Suzuki Alto running costs are pretty low. List prices compare well with cars of a similar size and there’s equipment offered on the Alto that’s not available on other models.
Fuel economy is impressive – manual models will return upwards of 64mpg, while the auto still returns an impressive 55mpg. The Alto’s engine is also low on CO2 emissions, which means that road tax costs are low.
Parts and servicing are reasonably priced and it falls into a very low insurance band. As demand for small cars that are cheap to run, like the Alto, is strong, you can expect it to hold onto a significant amount of its value, too.
With Suzuki Alto emissions starting at just 99g/km of CO2, the Alto takes its place as one of the greenest petrol cars on the road. A version with stop-and-start technology – which cuts off the engine in stationary traffic and produces just 95g/km - is in the pipeline.
There’s little to worry about regarding Suzuki Alto reliability. The Japanese firm has an excellent reputation for reliability and there’s no reason to doubt that the Alto won't continue this. It uses tried-and-tested technology, while the interior plastics feel robust.
There have been two recalls – one in 2009 to avoid a potential leak when refueling and one in 2010 on automatic models for a potential brake light fault.
Estimated fuel cost per year
|Fuel type||Pence per litre||Estimated cost per year *|
|Unleaded||128p||£895 - £1,058 *|
* The estimated fuel cost figure is based on an annual mileage of 10,000 miles and is a guide to how much this model will cost in fuel each year. It's calculated using the model's average MPG (calculated from both town centre and motorway driving) and the average fuel price from around the country. Actual fuel costs will vary based on driving style and road conditions.
Highest and lowest CO2 emissions
|Engine||CO2 emissions||Road tax (12 months)|
|1.0 Petrol||99 g/km (Min)||£0|
|1.0 Petrol||118 g/km (Max)||£30 - £125|
Ongoing running costs
|Road tax (12 months)||
£0 - £125
See tax rates for all versions
How much is it to insure?
Vehicle excise duty (VED) varies according to the CO2 emissions and the fuel type of the vehicle.
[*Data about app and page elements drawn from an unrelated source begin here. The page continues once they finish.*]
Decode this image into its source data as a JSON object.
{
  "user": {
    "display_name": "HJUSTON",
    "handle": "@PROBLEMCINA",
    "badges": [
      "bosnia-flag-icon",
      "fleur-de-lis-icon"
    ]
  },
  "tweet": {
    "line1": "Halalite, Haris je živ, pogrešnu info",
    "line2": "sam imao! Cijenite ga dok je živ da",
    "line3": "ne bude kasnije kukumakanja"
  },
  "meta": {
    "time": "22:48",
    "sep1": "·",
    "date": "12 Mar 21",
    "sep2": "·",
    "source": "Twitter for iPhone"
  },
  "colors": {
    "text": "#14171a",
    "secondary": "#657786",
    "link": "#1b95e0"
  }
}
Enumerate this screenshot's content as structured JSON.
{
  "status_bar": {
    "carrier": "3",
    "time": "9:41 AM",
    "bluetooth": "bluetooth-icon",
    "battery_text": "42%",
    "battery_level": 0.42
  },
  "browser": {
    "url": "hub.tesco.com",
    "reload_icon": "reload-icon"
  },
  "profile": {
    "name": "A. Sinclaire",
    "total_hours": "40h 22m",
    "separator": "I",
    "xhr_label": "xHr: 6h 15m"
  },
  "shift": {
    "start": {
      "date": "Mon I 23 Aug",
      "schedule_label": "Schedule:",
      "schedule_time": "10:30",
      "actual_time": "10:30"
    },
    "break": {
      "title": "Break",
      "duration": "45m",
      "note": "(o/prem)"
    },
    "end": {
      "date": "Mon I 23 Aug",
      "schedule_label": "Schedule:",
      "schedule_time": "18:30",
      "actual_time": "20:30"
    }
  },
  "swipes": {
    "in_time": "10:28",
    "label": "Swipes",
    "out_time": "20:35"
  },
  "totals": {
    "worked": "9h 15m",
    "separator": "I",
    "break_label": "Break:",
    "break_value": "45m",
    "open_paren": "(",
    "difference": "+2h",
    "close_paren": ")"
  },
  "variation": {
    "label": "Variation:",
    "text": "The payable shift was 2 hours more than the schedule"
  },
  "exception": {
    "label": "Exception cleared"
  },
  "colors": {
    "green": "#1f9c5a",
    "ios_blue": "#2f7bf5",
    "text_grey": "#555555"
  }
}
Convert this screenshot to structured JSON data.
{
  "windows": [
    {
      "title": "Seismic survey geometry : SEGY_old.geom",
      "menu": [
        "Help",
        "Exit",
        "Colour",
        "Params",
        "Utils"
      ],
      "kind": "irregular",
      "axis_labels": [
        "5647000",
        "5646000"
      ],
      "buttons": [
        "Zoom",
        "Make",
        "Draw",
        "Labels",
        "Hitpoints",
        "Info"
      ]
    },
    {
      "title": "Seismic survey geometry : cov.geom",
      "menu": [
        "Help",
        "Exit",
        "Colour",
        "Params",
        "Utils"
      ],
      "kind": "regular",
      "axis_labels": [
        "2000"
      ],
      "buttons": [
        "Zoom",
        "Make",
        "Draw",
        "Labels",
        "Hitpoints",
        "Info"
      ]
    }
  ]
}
For cars registered before 01 March 2001 it is based on engine size. For cars registered on or after 01 March 2001 the VED or road tax is based on the car's CO2 emissions.